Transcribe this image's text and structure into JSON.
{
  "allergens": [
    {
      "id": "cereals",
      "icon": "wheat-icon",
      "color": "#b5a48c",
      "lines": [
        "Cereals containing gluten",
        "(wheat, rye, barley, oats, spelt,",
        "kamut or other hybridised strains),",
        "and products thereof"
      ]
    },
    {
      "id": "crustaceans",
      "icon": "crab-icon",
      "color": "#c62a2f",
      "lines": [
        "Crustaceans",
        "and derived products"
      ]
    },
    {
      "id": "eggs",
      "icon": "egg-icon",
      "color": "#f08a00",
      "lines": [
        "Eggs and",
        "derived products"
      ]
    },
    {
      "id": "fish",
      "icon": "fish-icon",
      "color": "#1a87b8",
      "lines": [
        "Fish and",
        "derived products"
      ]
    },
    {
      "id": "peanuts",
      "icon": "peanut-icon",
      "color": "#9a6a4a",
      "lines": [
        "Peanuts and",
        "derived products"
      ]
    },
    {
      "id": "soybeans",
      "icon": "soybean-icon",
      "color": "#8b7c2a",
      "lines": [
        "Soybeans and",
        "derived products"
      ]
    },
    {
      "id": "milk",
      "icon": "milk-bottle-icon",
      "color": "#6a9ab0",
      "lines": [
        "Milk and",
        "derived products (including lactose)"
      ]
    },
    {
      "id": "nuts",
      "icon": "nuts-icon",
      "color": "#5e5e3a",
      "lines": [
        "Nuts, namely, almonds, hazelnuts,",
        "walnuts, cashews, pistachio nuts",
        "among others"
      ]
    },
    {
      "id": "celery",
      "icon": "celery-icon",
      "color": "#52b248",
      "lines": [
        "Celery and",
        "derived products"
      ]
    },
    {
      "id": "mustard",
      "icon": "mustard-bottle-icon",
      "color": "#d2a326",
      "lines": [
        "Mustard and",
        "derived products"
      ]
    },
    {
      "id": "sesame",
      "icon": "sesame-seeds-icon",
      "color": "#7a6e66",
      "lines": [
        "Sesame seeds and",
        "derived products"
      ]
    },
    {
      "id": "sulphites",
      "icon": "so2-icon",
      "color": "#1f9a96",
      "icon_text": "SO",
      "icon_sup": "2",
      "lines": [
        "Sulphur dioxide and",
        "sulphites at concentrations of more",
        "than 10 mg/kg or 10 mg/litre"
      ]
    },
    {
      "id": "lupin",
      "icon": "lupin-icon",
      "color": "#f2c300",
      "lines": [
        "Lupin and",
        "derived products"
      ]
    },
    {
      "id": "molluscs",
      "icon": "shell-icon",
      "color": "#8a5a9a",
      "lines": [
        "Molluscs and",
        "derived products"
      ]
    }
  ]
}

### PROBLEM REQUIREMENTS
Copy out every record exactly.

### SOLVED PROBLEM
Transcribe this image's text and structure into JSON.
{
  "allergens": [
    {
      "id": "cereals",
      "icon": "wheat-icon",
      "color": "#b5a48c",
      "lines": [
        "Cereals containing gluten",
        "(wheat, rye, barley, oats, spelt,",
        "kamut or other hybridised strains),",
        "and products thereof"
      ]
    },
    {
      "id": "crustaceans",
      "icon": "crab-icon",
      "color": "#c62a2f",
      "lines": [
        "Crustaceans",
        "and derived products"
      ]
    },
    {
      "id": "eggs",
      "icon": "egg-icon",
      "color": "#f08a00",
      "lines": [
        "Eggs and",
        "derived products"
      ]
    },
    {
      "id": "fish",
      "icon": "fish-icon",
      "color": "#1a87b8",
      "lines": [
        "Fish and",
        "derived products"
      ]
    },
    {
      "id": "peanuts",
      "icon": "peanut-icon",
      "color": "#9a6a4a",
      "lines": [
        "Peanuts and",
        "derived products"
      ]
    },
    {
      "id": "soybeans",
      "icon": "soybean-icon",
      "color": "#8b7c2a",
      "lines": [
        "Soybeans and",
        "derived products"
      ]
    },
    {
      "id": "milk",
      "icon": "milk-bottle-icon",
      "color": "#6a9ab0",
      "lines": [
        "Milk and",
        "derived products (including lactose)"
      ]
    },
    {
      "id": "nuts",
      "icon": "nuts-icon",
      "color": "#5e5e3a",
      "lines": [
        "Nuts, namely, almonds, hazelnuts,",
        "walnuts, cashews, pistachio nuts",
        "among others"
      ]
    },
    {
      "id": "celery",
      "icon": "celery-icon",
      "color": "#52b248",
      "lines": [
        "Celery and",
        "derived products"
      ]
    },
    {
      "id": "mustard",
      "icon": "mustard-bottle-icon",
      "color": "#d2a326",
      "lines": [
        "Mustard and",
        "derived products"
      ]
    },
    {
      "id": "sesame",
      "icon": "sesame-seeds-icon",
      "color": "#7a6e66",
      "lines": [
        "Sesame seeds and",
        "derived products"
      ]
    },
    {
      "id": "sulphites",
      "icon": "so2-icon",
      "color": "#1f9a96",
      "icon_text": "SO",
      "icon_sup": "2",
      "lines": [
        "Sulphur dioxide and",
        "sulphites at concentrations of more",
        "than 10 mg/kg or 10 mg/litre"
      ]
    },
    {
      "id": "lupin",
      "icon": "lupin-icon",
      "color": "#f2c300",
      "lines": [
        "Lupin and",
        "derived products"
      ]
    },
    {
      "id": "molluscs",
      "icon": "shell-icon",
      "color": "#8a5a9a",
      "lines": [
        "Molluscs and",
        "derived products"
      ]
    }
  ]
}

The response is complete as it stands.